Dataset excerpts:
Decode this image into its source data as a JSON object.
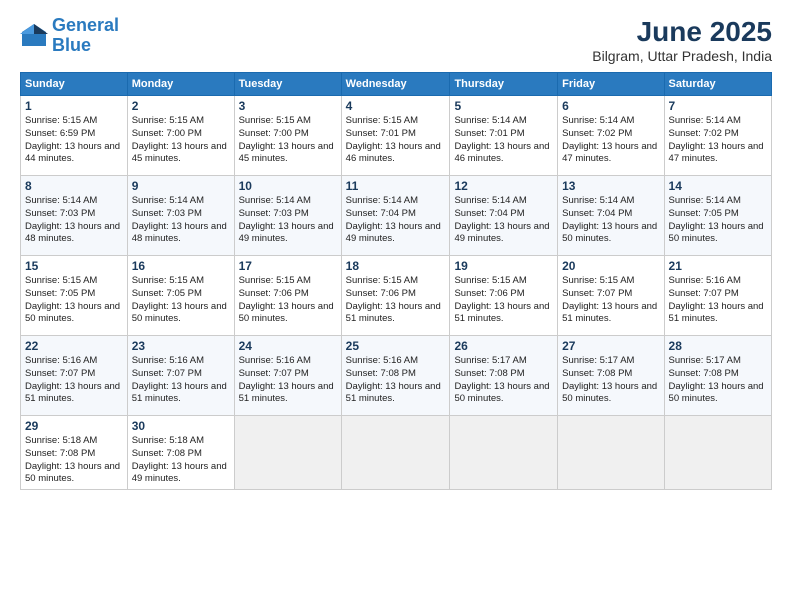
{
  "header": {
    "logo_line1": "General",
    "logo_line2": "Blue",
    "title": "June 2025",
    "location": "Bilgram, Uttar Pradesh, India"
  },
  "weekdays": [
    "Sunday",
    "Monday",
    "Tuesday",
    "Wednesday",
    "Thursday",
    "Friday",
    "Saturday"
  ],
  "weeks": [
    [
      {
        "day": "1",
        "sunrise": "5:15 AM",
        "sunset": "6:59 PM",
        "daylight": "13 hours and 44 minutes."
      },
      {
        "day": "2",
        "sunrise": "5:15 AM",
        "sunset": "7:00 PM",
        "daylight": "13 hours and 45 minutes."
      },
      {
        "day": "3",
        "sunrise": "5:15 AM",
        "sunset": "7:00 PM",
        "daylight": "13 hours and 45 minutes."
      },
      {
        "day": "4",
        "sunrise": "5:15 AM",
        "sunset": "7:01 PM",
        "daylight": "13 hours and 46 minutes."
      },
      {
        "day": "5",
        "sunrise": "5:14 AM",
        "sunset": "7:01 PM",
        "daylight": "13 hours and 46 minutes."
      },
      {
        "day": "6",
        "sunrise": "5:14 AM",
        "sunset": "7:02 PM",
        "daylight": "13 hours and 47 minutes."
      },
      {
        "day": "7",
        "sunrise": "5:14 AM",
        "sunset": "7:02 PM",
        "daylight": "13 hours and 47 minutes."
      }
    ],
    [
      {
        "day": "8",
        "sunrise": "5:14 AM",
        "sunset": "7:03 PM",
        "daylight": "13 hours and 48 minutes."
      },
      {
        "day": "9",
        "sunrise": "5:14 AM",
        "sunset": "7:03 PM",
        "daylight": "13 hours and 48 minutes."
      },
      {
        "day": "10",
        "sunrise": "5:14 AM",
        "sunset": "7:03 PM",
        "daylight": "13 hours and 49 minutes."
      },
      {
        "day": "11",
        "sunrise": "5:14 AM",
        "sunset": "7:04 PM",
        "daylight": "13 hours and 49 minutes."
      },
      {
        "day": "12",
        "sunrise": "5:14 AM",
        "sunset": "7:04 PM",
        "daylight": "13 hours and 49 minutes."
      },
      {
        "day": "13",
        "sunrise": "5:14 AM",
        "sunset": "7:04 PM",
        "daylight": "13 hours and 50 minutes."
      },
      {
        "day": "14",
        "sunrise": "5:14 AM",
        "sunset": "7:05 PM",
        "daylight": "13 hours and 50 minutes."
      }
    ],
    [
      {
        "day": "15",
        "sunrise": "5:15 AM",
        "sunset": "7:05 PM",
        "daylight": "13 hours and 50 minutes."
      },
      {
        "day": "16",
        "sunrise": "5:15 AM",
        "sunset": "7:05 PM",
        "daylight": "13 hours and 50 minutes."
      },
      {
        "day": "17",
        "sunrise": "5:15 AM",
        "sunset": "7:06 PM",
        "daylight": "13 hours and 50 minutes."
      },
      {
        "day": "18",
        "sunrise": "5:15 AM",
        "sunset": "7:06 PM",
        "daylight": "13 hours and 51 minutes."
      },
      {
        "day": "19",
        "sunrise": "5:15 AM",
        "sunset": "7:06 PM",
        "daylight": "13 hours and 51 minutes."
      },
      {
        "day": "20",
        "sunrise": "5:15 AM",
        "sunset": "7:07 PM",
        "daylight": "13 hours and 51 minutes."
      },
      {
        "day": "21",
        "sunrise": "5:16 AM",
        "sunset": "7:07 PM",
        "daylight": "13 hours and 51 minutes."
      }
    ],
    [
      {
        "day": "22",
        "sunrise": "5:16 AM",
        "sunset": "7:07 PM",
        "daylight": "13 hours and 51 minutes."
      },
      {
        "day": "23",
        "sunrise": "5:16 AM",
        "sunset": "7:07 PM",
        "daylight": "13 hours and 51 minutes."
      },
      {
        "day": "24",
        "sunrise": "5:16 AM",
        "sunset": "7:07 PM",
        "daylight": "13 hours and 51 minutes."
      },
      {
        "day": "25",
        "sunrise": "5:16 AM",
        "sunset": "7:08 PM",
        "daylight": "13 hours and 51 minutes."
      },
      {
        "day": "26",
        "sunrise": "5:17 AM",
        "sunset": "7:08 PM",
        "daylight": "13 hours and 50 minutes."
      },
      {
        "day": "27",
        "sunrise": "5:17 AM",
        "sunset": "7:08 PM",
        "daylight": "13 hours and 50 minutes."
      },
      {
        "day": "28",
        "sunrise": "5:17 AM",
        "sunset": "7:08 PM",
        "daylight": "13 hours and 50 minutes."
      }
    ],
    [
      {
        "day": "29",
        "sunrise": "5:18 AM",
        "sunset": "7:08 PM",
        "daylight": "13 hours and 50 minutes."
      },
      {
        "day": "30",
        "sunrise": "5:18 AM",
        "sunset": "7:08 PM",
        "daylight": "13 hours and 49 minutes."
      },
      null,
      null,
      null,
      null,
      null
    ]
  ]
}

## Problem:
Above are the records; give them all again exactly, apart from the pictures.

## Response for this exercise:
Decode this image into its source data as a JSON object.
{
  "header": {
    "logo_line1": "General",
    "logo_line2": "Blue",
    "title": "June 2025",
    "location": "Bilgram, Uttar Pradesh, India"
  },
  "weekdays": [
    "Sunday",
    "Monday",
    "Tuesday",
    "Wednesday",
    "Thursday",
    "Friday",
    "Saturday"
  ],
  "weeks": [
    [
      {
        "day": "1",
        "sunrise": "5:15 AM",
        "sunset": "6:59 PM",
        "daylight": "13 hours and 44 minutes."
      },
      {
        "day": "2",
        "sunrise": "5:15 AM",
        "sunset": "7:00 PM",
        "daylight": "13 hours and 45 minutes."
      },
      {
        "day": "3",
        "sunrise": "5:15 AM",
        "sunset": "7:00 PM",
        "daylight": "13 hours and 45 minutes."
      },
      {
        "day": "4",
        "sunrise": "5:15 AM",
        "sunset": "7:01 PM",
        "daylight": "13 hours and 46 minutes."
      },
      {
        "day": "5",
        "sunrise": "5:14 AM",
        "sunset": "7:01 PM",
        "daylight": "13 hours and 46 minutes."
      },
      {
        "day": "6",
        "sunrise": "5:14 AM",
        "sunset": "7:02 PM",
        "daylight": "13 hours and 47 minutes."
      },
      {
        "day": "7",
        "sunrise": "5:14 AM",
        "sunset": "7:02 PM",
        "daylight": "13 hours and 47 minutes."
      }
    ],
    [
      {
        "day": "8",
        "sunrise": "5:14 AM",
        "sunset": "7:03 PM",
        "daylight": "13 hours and 48 minutes."
      },
      {
        "day": "9",
        "sunrise": "5:14 AM",
        "sunset": "7:03 PM",
        "daylight": "13 hours and 48 minutes."
      },
      {
        "day": "10",
        "sunrise": "5:14 AM",
        "sunset": "7:03 PM",
        "daylight": "13 hours and 49 minutes."
      },
      {
        "day": "11",
        "sunrise": "5:14 AM",
        "sunset": "7:04 PM",
        "daylight": "13 hours and 49 minutes."
      },
      {
        "day": "12",
        "sunrise": "5:14 AM",
        "sunset": "7:04 PM",
        "daylight": "13 hours and 49 minutes."
      },
      {
        "day": "13",
        "sunrise": "5:14 AM",
        "sunset": "7:04 PM",
        "daylight": "13 hours and 50 minutes."
      },
      {
        "day": "14",
        "sunrise": "5:14 AM",
        "sunset": "7:05 PM",
        "daylight": "13 hours and 50 minutes."
      }
    ],
    [
      {
        "day": "15",
        "sunrise": "5:15 AM",
        "sunset": "7:05 PM",
        "daylight": "13 hours and 50 minutes."
      },
      {
        "day": "16",
        "sunrise": "5:15 AM",
        "sunset": "7:05 PM",
        "daylight": "13 hours and 50 minutes."
      },
      {
        "day": "17",
        "sunrise": "5:15 AM",
        "sunset": "7:06 PM",
        "daylight": "13 hours and 50 minutes."
      },
      {
        "day": "18",
        "sunrise": "5:15 AM",
        "sunset": "7:06 PM",
        "daylight": "13 hours and 51 minutes."
      },
      {
        "day": "19",
        "sunrise": "5:15 AM",
        "sunset": "7:06 PM",
        "daylight": "13 hours and 51 minutes."
      },
      {
        "day": "20",
        "sunrise": "5:15 AM",
        "sunset": "7:07 PM",
        "daylight": "13 hours and 51 minutes."
      },
      {
        "day": "21",
        "sunrise": "5:16 AM",
        "sunset": "7:07 PM",
        "daylight": "13 hours and 51 minutes."
      }
    ],
    [
      {
        "day": "22",
        "sunrise": "5:16 AM",
        "sunset": "7:07 PM",
        "daylight": "13 hours and 51 minutes."
      },
      {
        "day": "23",
        "sunrise": "5:16 AM",
        "sunset": "7:07 PM",
        "daylight": "13 hours and 51 minutes."
      },
      {
        "day": "24",
        "sunrise": "5:16 AM",
        "sunset": "7:07 PM",
        "daylight": "13 hours and 51 minutes."
      },
      {
        "day": "25",
        "sunrise": "5:16 AM",
        "sunset": "7:08 PM",
        "daylight": "13 hours and 51 minutes."
      },
      {
        "day": "26",
        "sunrise": "5:17 AM",
        "sunset": "7:08 PM",
        "daylight": "13 hours and 50 minutes."
      },
      {
        "day": "27",
        "sunrise": "5:17 AM",
        "sunset": "7:08 PM",
        "daylight": "13 hours and 50 minutes."
      },
      {
        "day": "28",
        "sunrise": "5:17 AM",
        "sunset": "7:08 PM",
        "daylight": "13 hours and 50 minutes."
      }
    ],
    [
      {
        "day": "29",
        "sunrise": "5:18 AM",
        "sunset": "7:08 PM",
        "daylight": "13 hours and 50 minutes."
      },
      {
        "day": "30",
        "sunrise": "5:18 AM",
        "sunset": "7:08 PM",
        "daylight": "13 hours and 49 minutes."
      },
      null,
      null,
      null,
      null,
      null
    ]
  ]
}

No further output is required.